WHAT IS NEEDED: Every line below that contains "observed" is to be copied.

*** DATA RECORDS ***

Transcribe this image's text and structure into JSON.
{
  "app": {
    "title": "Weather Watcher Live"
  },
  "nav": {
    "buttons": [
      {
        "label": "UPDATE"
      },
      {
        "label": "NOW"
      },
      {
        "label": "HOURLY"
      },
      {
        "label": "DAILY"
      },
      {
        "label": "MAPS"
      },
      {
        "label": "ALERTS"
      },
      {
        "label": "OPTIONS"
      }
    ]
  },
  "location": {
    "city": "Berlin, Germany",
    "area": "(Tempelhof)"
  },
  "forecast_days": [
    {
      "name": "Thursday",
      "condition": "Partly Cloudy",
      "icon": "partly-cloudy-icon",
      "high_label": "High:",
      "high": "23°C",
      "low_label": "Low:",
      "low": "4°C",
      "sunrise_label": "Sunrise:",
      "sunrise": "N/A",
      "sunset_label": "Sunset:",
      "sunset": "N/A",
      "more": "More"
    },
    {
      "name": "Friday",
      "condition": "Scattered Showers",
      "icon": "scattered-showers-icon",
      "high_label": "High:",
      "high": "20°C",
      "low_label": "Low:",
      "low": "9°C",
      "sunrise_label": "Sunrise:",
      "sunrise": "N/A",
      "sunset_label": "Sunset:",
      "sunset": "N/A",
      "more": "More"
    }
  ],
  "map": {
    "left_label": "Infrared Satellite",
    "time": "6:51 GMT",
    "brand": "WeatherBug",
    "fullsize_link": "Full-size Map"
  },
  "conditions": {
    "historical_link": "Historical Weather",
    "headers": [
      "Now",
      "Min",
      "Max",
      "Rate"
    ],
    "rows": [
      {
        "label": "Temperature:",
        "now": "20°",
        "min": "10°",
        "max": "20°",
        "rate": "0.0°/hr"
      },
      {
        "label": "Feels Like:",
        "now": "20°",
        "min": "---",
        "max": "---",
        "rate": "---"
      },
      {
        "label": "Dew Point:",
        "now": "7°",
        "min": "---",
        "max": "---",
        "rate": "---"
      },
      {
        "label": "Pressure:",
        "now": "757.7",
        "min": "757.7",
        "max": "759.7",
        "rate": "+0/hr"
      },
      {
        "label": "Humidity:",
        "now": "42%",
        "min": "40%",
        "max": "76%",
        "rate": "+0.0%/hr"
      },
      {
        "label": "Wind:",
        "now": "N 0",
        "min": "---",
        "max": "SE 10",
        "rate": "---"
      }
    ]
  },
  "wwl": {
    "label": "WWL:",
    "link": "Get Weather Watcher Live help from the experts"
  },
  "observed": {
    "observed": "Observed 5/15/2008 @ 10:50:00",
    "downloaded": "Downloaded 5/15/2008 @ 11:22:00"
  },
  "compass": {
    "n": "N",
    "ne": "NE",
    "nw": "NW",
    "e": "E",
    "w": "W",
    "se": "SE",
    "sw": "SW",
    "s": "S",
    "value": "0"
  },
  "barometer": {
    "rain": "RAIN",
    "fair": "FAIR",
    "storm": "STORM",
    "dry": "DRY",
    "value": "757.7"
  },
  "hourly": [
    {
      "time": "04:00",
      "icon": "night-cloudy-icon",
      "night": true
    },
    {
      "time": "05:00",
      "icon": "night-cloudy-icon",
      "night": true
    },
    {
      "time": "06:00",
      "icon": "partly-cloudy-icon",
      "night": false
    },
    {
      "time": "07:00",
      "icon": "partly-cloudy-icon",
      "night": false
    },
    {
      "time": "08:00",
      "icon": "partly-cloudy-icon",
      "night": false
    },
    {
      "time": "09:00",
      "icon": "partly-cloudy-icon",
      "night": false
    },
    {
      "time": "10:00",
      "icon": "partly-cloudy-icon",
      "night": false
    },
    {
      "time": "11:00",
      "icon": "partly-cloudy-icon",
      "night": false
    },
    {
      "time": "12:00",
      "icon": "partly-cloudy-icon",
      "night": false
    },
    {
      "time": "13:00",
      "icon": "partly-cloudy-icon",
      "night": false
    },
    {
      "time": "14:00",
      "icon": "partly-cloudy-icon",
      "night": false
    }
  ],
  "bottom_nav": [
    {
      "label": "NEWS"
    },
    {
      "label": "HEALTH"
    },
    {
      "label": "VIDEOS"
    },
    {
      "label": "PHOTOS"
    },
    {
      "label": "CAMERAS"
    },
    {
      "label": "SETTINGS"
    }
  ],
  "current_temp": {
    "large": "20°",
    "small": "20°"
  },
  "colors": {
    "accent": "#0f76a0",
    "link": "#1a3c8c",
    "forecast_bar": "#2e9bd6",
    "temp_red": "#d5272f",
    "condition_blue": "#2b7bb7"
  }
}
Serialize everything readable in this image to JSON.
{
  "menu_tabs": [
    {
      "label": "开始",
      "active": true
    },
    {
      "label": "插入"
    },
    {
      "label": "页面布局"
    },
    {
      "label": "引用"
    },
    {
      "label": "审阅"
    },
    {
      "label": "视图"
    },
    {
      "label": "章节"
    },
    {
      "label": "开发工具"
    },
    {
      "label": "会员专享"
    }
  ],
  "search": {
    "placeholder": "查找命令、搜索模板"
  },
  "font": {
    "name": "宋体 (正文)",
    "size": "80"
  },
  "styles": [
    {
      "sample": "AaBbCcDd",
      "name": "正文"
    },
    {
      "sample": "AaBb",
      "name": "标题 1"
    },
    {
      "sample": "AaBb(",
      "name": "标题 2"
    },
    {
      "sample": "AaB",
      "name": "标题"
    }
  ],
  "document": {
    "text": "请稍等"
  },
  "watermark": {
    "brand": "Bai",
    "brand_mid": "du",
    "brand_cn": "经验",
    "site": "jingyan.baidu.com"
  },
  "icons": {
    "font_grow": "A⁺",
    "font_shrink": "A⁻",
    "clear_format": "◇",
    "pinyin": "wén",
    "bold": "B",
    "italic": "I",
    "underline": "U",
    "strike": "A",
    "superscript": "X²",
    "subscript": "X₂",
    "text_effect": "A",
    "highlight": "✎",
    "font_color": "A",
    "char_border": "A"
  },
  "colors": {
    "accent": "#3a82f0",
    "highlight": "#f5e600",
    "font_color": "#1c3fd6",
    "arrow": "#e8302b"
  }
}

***

EXERCISE RESULT:
  "observed": {
    "observed": "Observed 5/15/2008 @ 10:50:00",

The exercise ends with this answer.